Kölsch | Fabric presents Kölsch
This is the fourth full-length from Danish artist Kölsch (Rune Reilly Kølsch) who’s been recording for just about a decade now. And this sounds as fresh, if not fresher, than his debut way back then. Opening on US1873 with a slow tribal beat, I’m excited as this teases the ear with abstract quarter steps and gaseous aeration. And then we are off to the races so to speak. This is an immersive minimal technoscape.
Despite the commercial appeal (which, of course, is a good thing in this case), this is atypical for such work of late, this feels expertly produced, but not like an ad for Audi or Lexus. Mind you, the beats could be easily stripped away to become this glassy metamorphosis of ambient electronica, but this rides the high of its funky potential. The tracks warmly slide into one another, making this like one of those all-nighters by the glow of laserlight and ultra HD impact graphics. But the way Kölsch does this is staged, and smooth.

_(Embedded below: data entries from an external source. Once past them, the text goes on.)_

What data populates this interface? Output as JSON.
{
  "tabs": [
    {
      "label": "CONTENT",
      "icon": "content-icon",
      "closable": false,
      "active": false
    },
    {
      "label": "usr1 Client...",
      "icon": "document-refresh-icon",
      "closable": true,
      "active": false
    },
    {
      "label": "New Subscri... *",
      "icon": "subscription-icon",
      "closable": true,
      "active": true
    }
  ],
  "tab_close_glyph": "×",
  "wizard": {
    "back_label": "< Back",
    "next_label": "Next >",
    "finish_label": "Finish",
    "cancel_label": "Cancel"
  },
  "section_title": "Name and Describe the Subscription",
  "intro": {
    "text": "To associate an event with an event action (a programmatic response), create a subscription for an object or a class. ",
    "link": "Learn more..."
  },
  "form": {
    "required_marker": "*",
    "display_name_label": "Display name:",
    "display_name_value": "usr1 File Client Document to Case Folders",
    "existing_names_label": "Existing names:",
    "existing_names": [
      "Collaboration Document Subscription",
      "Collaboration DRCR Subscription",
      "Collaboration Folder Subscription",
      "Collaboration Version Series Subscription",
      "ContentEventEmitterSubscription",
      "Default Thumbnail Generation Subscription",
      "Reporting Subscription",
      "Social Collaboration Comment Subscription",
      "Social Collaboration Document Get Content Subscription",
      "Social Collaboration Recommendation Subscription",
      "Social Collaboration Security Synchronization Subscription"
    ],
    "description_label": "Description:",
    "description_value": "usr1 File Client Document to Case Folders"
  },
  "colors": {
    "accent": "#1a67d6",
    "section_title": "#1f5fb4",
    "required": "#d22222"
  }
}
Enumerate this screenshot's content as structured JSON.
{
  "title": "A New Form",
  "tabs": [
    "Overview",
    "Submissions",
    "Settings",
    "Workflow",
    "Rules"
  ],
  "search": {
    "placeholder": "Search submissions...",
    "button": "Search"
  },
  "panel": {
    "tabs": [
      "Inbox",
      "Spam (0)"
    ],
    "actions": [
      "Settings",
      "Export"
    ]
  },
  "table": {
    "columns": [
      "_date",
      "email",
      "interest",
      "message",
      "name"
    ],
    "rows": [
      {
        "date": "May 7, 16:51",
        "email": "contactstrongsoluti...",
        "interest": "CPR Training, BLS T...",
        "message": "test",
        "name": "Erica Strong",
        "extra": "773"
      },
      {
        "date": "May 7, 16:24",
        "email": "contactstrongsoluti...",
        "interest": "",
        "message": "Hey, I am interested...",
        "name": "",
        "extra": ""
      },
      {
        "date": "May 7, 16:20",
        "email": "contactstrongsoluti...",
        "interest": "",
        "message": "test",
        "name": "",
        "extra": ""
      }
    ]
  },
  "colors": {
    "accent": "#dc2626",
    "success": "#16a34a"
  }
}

This has a hypnotic groove, with the bells and whistles – which are particularly elevated on SK1550 in an almost folky orchestration that is like a breathy sunset to back it up. It’s a bit moody, something of a passageway to a blossoming darker side on EZY865, one of my favorite tracks here – with a whole slew of synthesized orchestrations. There are dreamy passages, and some stilling moments dusted here and there, but the bounce creeps back in through the crawling AC1609 as if coming from a dark alley. Is an effective sunken set-up for the first few minutes, and once it warms up is likely the most infectious cut on the record, highs + lows intact – that said, this deserves a slew of mixes ala Rex the Dog. Ooo, the beat’s got me.

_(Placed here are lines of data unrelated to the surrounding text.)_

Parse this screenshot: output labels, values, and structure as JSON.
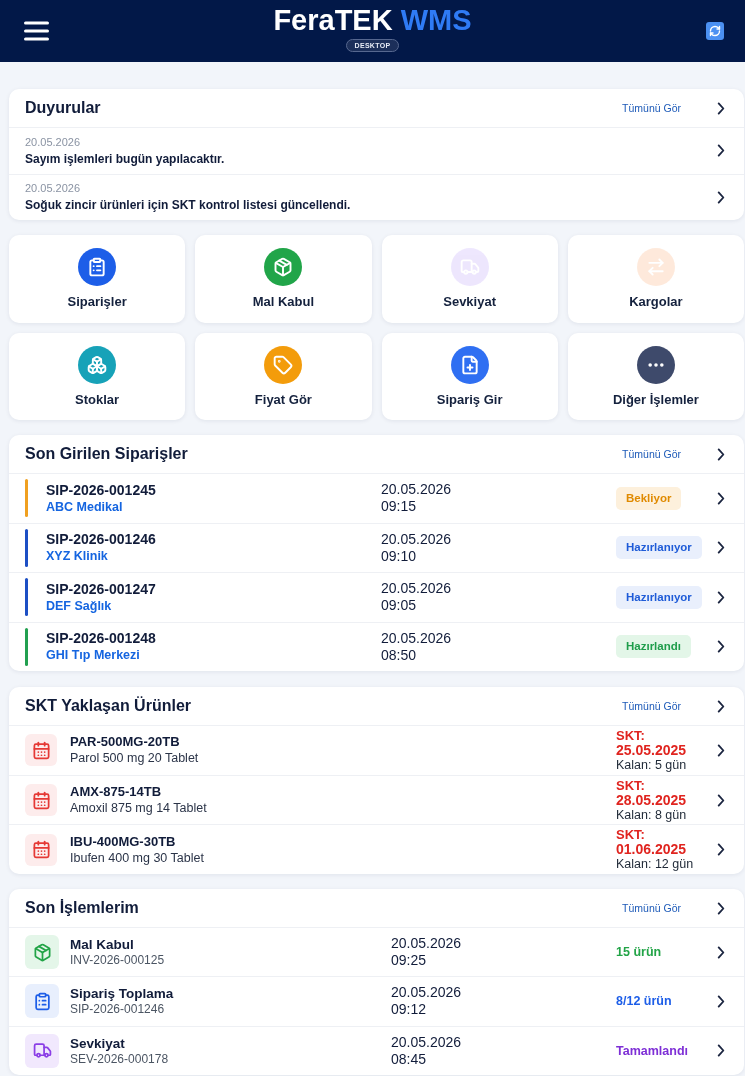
{
  "header": {
    "title": "FeraTEK",
    "title_accent": "WMS",
    "badge": "DESKTOP"
  },
  "announcements": {
    "title": "Duyurular",
    "view_all": "Tümünü Gör",
    "items": [
      {
        "date": "20.05.2026",
        "text": "Sayım işlemleri bugün yapılacaktır."
      },
      {
        "date": "20.05.2026",
        "text": "Soğuk zincir ürünleri için SKT kontrol listesi güncellendi."
      }
    ]
  },
  "shortcuts": [
    {
      "label": "Siparişler",
      "kind": "orders",
      "disabled": false
    },
    {
      "label": "Mal Kabul",
      "kind": "receiving",
      "disabled": false
    },
    {
      "label": "Sevkiyat",
      "kind": "shipping",
      "disabled": true
    },
    {
      "label": "Kargolar",
      "kind": "cargo",
      "disabled": true
    },
    {
      "label": "Stoklar",
      "kind": "stock",
      "disabled": false
    },
    {
      "label": "Fiyat Gör",
      "kind": "price",
      "disabled": false
    },
    {
      "label": "Sipariş Gir",
      "kind": "new_order",
      "disabled": false
    },
    {
      "label": "Diğer İşlemler",
      "kind": "more",
      "disabled": false
    }
  ],
  "recent_orders": {
    "title": "Son Girilen Siparişler",
    "view_all": "Tümünü Gör",
    "rows": [
      {
        "order_no": "SIP-2026-001245",
        "customer": "ABC Medikal",
        "date": "20.05.2026",
        "time": "09:15",
        "status": "Bekliyor",
        "kind": "pending"
      },
      {
        "order_no": "SIP-2026-001246",
        "customer": "XYZ Klinik",
        "date": "20.05.2026",
        "time": "09:10",
        "status": "Hazırlanıyor",
        "kind": "preparing"
      },
      {
        "order_no": "SIP-2026-001247",
        "customer": "DEF Sağlık",
        "date": "20.05.2026",
        "time": "09:05",
        "status": "Hazırlanıyor",
        "kind": "preparing"
      },
      {
        "order_no": "SIP-2026-001248",
        "customer": "GHI Tıp Merkezi",
        "date": "20.05.2026",
        "time": "08:50",
        "status": "Hazırlandı",
        "kind": "ready"
      }
    ]
  },
  "expiring": {
    "title": "SKT Yaklaşan Ürünler",
    "view_all": "Tümünü Gör",
    "rows": [
      {
        "code": "PAR-500MG-20TB",
        "name": "Parol 500 mg 20 Tablet",
        "label": "SKT:",
        "date": "25.05.2025",
        "remaining": "Kalan: 5 gün"
      },
      {
        "code": "AMX-875-14TB",
        "name": "Amoxil 875 mg 14 Tablet",
        "label": "SKT:",
        "date": "28.05.2025",
        "remaining": "Kalan: 8 gün"
      },
      {
        "code": "IBU-400MG-30TB",
        "name": "Ibufen 400 mg 30 Tablet",
        "label": "SKT:",
        "date": "01.06.2025",
        "remaining": "Kalan: 12 gün"
      }
    ]
  },
  "activities": {
    "title": "Son İşlemlerim",
    "view_all": "Tümünü Gör",
    "rows": [
      {
        "title": "Mal Kabul",
        "ref": "INV-2026-000125",
        "date": "20.05.2026",
        "time": "09:25",
        "result": "15 ürün",
        "kind": "receiving"
      },
      {
        "title": "Sipariş Toplama",
        "ref": "SIP-2026-001246",
        "date": "20.05.2026",
        "time": "09:12",
        "result": "8/12 ürün",
        "kind": "picking"
      },
      {
        "title": "Sevkiyat",
        "ref": "SEV-2026-000178",
        "date": "20.05.2026",
        "time": "08:45",
        "result": "Tamamlandı",
        "kind": "shipping"
      }
    ]
  }
}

VY3517 uses this patch or filter, as if its puffing out lil’ jets of air, so effectively by incorporating an additional quick percussive click, that comes off almost like castanets. That and a wavy synth that sounds like a oratory vocal treatment – this reminds me of some of the mixes heard on the Pet Shop Boys’ Bilingual (1996). It’s subtle, but its embedded in there, somewhere. In all this is one of the best contemporary releases from London’s Fabric imprint in the last several years, very much self-contained and driven.